Monday, September 16, 2013
Vintage shutters, such as this wonderful shutter in Rome, bring to a bedroom a romantic flare that adds both texture and scale. Vintage shutters add interest when used behind a bed, either as a headboard or screen panels. The repetition of wooden slats creates linear visual interest where an otherwise smooth, bland wall space is often seen. Shutters also add implied structure and mystery: is there a door or window behind them?
The use of shutters as a folding panel is seen in Sandy's guest room where soft blues and greens create a country feeling. She has positioned the bed at an angle from the two walls, creating visual space and a casual air to the setting. Not to compete with the wonderful antique bed frame, these shutters are painted the same celedon green as the walls.

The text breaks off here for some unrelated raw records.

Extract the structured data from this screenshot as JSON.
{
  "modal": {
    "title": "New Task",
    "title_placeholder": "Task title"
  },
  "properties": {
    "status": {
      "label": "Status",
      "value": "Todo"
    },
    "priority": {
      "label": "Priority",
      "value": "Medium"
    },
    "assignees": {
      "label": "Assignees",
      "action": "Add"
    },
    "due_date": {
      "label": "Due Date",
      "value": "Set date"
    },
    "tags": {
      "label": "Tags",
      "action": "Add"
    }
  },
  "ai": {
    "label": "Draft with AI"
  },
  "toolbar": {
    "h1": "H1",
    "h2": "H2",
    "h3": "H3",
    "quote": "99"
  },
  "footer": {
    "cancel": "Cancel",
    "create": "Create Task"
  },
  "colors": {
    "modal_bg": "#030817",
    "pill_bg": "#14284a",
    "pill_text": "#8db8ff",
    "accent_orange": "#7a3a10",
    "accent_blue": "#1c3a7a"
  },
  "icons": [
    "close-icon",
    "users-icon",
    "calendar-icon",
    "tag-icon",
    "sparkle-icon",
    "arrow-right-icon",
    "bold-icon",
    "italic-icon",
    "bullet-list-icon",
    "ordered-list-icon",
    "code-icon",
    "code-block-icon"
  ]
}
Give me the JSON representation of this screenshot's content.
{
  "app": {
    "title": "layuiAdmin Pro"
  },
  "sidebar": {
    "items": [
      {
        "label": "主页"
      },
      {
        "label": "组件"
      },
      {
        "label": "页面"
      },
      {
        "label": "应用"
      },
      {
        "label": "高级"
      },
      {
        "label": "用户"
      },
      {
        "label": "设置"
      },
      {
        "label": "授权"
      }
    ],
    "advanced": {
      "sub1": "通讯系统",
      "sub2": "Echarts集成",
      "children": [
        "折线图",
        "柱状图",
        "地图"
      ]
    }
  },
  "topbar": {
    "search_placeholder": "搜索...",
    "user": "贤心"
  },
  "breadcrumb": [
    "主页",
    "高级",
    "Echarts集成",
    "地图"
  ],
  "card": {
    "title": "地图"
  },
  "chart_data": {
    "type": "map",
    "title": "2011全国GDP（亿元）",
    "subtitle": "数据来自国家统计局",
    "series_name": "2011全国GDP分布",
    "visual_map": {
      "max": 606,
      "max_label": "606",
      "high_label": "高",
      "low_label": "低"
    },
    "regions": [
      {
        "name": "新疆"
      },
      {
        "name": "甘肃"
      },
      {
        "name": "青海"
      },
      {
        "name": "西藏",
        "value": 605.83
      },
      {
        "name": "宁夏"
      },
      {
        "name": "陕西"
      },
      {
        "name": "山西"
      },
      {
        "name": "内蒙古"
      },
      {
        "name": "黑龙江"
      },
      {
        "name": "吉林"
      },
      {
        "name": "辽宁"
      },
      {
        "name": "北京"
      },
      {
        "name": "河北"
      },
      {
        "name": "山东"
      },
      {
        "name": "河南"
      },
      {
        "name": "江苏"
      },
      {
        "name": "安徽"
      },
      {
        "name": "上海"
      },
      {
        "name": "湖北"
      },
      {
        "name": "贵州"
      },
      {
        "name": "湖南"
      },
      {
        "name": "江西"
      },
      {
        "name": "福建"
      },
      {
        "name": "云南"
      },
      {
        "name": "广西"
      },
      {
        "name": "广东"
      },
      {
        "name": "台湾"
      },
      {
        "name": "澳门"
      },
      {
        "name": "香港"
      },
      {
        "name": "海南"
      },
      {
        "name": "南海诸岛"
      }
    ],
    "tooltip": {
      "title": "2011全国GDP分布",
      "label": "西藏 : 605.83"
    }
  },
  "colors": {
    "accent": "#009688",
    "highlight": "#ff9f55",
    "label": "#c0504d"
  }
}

She uses white linens with indigo prints throughout the room, along with a Victorian accent chair upholstered in blue and white ticking (this repeats the linear motif).
I have a Pinterest board on "Shutters" that explores this idea further. Drop by to see what ideas I have found lately, you may find something you like.
Sunday, September 8, 2013
In researching a bathroom remodel, I found some vintage home magazines from the mid-1920's that show in great detail how well planned and decorative bathrooms had become by that time. I am planning a facelift for the bathroom in my century old bungalow, and while the 1920's were more modern, there are so many ideas in these photos that could work in my small cottage. The sink with twin mirrors flanking the vanity mirror has nice fixtures along with details that we can use as inspiration today in our own homes.
This wall elevation reveals typical tile layouts that were used in homes during that time, and may be good for current projects in homes of this age, or where a 'vintage' bathroom look is wanted. The illustration also shows us wall sconces, an ornate vanity mirror, and pedestal sink.
A full bathroom that has both shower and bath was also growing in popularity at that time. These double sets are still found in homes from the 1920's and 30's. The novelty of the built-in shower was balanced by the practical use of a bathtub alcove.
While current home decor trends lean towards the use of marble or granite in bathrooms, the tradition of tile has a strong appeal in the older home. There are so many decorative options with tile that are often forgotten today, and its nice to be reminded of how glamorous vintage bathrooms can be.